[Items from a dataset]
————————

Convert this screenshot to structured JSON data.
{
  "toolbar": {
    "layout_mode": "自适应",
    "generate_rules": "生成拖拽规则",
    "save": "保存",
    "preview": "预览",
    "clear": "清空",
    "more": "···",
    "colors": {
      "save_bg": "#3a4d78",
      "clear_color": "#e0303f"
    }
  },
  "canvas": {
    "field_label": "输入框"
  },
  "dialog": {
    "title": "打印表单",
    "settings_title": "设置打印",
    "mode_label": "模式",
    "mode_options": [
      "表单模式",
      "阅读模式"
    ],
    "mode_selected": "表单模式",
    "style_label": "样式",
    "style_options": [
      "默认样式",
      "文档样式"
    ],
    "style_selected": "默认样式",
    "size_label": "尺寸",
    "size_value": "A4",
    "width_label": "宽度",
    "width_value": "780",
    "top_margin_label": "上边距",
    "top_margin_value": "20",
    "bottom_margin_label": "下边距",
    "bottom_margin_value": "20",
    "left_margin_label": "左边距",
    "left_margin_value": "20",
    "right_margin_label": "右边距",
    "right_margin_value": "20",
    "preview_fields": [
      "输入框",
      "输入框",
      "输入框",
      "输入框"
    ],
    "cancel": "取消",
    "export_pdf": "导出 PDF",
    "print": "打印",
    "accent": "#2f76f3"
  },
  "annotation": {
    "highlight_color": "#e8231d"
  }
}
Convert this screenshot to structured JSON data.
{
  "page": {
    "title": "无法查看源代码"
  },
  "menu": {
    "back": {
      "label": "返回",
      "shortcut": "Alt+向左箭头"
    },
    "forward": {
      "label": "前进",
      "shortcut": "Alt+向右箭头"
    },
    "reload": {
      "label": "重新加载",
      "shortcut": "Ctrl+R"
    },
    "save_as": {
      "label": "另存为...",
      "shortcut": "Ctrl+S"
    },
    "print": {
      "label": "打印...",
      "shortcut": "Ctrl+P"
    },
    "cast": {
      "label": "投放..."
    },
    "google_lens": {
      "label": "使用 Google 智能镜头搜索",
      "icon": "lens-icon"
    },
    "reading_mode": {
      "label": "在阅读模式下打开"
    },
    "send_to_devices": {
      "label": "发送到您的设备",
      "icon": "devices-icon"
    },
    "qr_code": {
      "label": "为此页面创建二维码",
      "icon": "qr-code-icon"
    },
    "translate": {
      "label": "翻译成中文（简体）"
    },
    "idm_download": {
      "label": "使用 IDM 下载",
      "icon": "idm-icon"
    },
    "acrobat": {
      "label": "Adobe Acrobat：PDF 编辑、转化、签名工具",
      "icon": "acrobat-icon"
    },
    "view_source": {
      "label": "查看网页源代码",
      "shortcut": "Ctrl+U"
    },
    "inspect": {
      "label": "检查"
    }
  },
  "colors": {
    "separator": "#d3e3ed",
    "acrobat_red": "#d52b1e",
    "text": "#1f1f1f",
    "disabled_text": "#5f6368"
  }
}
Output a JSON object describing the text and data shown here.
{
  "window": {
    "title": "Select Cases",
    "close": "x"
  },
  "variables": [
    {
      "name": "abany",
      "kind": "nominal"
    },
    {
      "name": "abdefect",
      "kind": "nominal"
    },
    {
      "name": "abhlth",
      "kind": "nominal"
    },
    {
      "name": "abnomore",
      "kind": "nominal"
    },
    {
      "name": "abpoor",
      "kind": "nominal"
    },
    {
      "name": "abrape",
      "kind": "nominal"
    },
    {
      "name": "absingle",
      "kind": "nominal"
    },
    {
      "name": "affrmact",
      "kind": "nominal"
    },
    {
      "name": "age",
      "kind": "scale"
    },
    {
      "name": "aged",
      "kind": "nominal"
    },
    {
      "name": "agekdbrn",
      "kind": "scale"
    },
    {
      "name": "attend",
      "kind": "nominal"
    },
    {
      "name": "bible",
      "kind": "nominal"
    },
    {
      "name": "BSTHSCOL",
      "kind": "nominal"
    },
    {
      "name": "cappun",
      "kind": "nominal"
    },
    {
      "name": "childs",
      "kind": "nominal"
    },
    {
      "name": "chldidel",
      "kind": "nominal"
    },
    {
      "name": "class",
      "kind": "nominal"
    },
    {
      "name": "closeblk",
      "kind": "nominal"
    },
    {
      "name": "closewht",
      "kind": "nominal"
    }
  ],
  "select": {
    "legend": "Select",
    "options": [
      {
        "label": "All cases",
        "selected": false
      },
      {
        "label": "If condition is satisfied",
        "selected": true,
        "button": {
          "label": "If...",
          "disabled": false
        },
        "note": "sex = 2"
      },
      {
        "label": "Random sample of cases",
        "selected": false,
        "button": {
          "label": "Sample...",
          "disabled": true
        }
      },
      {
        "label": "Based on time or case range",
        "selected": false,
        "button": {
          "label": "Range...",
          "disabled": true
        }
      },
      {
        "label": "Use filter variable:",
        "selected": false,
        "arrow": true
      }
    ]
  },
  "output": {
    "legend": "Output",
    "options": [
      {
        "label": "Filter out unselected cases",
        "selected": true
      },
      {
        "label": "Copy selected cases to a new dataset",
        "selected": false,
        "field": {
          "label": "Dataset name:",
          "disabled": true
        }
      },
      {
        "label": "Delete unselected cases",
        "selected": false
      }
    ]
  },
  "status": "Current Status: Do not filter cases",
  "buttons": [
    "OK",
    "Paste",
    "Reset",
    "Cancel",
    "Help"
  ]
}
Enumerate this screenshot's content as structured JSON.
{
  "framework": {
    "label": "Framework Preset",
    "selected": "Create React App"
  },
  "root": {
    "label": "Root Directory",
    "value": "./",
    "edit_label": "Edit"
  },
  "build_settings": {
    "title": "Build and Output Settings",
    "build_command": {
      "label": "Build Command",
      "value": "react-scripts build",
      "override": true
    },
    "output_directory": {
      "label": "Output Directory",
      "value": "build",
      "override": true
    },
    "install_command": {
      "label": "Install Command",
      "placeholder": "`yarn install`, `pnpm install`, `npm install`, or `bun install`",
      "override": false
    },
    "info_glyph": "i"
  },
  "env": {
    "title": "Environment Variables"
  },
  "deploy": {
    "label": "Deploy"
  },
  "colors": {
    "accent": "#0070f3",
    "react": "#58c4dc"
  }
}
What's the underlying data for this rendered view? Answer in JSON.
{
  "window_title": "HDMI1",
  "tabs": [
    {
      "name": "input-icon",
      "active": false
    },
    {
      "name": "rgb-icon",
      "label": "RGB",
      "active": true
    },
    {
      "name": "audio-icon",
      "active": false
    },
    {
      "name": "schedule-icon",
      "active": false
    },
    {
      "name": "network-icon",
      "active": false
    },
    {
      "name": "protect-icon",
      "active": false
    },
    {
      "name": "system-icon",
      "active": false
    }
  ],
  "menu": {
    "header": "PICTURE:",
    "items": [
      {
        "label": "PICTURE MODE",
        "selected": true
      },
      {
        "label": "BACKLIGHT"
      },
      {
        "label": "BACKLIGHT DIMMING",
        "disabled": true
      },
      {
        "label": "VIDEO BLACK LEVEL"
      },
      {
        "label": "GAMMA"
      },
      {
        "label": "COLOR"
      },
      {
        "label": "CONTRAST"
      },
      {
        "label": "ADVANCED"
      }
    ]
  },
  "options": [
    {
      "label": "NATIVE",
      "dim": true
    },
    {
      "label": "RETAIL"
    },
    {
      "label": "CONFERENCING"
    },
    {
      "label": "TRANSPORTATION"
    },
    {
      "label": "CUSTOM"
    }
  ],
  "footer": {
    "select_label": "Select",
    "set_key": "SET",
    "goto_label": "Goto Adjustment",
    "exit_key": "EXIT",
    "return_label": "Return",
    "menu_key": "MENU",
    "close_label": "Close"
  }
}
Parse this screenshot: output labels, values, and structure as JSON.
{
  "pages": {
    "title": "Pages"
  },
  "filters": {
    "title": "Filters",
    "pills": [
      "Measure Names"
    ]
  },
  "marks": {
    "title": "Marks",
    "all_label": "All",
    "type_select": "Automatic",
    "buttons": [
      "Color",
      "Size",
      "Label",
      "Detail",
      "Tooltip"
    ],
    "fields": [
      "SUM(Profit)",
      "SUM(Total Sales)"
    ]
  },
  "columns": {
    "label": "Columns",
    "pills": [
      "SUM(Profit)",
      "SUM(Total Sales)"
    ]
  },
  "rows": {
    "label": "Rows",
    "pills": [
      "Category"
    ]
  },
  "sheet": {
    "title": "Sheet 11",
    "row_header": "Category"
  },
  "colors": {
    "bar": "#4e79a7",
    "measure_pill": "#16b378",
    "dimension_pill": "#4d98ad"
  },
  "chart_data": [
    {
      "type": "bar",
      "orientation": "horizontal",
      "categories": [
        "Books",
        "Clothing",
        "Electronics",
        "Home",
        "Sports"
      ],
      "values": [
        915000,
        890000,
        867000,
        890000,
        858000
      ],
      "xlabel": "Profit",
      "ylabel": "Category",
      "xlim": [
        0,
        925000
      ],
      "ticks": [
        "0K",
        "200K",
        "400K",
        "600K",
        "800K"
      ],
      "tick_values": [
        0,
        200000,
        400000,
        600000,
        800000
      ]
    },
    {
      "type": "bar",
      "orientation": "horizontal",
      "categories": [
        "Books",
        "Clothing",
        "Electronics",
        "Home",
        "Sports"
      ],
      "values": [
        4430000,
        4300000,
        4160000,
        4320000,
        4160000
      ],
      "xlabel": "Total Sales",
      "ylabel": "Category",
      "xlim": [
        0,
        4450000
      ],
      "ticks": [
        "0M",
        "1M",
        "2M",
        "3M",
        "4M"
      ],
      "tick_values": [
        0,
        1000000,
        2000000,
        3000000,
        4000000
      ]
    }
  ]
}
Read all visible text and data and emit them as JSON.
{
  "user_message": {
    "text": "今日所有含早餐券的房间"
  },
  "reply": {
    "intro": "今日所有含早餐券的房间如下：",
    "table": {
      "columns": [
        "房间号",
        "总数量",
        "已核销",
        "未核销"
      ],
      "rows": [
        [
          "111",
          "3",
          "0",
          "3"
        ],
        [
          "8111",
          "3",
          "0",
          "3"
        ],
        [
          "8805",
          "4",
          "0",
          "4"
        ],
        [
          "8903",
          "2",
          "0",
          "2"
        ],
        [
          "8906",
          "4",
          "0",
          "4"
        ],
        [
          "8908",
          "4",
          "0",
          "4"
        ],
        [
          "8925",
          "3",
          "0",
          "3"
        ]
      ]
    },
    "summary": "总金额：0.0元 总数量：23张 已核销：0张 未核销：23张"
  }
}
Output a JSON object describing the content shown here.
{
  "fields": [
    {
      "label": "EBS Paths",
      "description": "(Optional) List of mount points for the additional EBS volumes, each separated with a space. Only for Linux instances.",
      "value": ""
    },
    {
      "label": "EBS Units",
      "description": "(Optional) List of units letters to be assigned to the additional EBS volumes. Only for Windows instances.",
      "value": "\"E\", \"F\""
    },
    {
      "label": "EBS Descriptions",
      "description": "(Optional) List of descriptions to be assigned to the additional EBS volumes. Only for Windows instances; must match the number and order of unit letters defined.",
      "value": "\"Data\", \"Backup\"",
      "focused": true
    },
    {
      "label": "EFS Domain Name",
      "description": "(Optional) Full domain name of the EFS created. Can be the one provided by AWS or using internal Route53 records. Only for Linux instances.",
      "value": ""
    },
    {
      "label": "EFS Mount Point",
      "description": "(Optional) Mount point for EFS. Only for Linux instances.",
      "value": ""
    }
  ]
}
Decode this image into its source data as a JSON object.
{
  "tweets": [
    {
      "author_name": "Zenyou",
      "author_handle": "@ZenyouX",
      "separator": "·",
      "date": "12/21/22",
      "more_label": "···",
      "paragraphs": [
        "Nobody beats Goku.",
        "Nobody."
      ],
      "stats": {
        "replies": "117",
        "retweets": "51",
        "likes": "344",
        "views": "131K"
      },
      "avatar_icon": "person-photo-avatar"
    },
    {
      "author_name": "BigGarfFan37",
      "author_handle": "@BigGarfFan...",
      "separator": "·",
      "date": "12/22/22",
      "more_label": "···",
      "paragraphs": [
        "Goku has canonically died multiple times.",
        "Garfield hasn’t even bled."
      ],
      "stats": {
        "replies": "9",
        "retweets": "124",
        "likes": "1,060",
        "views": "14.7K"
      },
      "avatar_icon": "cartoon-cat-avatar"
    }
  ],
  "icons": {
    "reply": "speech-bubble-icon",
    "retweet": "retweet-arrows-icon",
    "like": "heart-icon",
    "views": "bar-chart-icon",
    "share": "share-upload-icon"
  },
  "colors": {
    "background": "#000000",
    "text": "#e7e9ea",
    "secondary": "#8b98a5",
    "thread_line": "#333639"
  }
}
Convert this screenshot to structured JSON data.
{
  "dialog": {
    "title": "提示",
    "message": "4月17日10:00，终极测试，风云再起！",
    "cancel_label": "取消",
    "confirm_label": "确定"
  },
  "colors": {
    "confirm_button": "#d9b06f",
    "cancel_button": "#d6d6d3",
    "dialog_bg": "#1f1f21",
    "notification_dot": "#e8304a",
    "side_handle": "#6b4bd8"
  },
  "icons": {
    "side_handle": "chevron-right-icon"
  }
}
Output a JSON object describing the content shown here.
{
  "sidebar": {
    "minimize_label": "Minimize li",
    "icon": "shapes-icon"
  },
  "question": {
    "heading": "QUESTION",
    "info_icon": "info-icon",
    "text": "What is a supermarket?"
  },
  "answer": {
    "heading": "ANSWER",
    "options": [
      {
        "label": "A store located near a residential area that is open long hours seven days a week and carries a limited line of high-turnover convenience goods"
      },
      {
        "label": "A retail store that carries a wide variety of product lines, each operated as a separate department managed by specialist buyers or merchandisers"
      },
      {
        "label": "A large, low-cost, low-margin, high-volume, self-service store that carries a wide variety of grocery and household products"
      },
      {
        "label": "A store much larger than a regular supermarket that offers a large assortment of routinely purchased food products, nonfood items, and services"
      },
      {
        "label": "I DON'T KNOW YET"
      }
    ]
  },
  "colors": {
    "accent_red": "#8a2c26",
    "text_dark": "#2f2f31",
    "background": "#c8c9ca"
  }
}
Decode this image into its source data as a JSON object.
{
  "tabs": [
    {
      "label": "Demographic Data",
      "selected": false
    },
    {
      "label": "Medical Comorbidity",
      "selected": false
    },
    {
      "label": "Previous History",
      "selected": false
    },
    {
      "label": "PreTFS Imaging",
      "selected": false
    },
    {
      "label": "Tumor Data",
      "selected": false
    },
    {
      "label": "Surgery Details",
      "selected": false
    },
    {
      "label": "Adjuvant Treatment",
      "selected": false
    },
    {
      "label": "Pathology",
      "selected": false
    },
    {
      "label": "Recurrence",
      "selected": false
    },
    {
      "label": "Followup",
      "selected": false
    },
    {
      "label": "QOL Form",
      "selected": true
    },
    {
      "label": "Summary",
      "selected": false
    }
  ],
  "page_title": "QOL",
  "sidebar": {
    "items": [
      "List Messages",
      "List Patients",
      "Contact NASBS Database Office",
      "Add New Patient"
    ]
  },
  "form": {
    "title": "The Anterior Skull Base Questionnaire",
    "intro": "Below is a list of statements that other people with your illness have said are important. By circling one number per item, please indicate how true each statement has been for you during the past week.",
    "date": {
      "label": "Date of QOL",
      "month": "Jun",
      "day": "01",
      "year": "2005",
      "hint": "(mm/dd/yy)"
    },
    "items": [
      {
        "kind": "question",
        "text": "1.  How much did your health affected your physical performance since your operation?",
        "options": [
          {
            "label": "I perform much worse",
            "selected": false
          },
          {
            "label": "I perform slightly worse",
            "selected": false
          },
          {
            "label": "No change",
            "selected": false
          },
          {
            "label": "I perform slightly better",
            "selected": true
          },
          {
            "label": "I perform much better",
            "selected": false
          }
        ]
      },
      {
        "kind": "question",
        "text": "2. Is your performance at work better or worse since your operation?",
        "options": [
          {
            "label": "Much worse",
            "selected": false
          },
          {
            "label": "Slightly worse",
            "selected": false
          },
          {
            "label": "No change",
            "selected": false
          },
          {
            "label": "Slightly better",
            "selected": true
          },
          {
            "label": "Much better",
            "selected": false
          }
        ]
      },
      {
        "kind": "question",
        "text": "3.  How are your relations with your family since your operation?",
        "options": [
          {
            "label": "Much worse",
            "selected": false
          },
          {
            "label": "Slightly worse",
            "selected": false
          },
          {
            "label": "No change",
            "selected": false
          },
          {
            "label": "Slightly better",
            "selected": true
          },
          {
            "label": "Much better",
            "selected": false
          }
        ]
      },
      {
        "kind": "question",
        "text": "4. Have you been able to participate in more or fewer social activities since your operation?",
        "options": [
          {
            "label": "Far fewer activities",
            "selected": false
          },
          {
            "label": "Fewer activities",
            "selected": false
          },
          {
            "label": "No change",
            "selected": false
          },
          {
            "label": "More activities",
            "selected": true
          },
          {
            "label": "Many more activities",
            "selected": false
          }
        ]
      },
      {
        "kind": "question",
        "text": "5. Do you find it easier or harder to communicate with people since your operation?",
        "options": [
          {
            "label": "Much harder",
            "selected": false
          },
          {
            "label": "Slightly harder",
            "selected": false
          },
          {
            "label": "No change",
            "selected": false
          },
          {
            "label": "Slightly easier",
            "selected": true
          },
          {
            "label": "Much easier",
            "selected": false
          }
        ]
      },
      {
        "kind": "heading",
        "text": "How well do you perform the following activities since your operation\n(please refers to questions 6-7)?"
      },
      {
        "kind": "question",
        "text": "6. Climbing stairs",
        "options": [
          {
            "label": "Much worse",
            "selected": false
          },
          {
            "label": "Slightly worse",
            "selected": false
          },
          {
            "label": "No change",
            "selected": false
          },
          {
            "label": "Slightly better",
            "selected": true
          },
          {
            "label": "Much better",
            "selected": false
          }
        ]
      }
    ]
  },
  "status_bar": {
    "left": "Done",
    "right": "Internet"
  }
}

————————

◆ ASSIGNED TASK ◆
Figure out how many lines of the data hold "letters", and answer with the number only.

◆ EXPECTED ANSWER ◆
2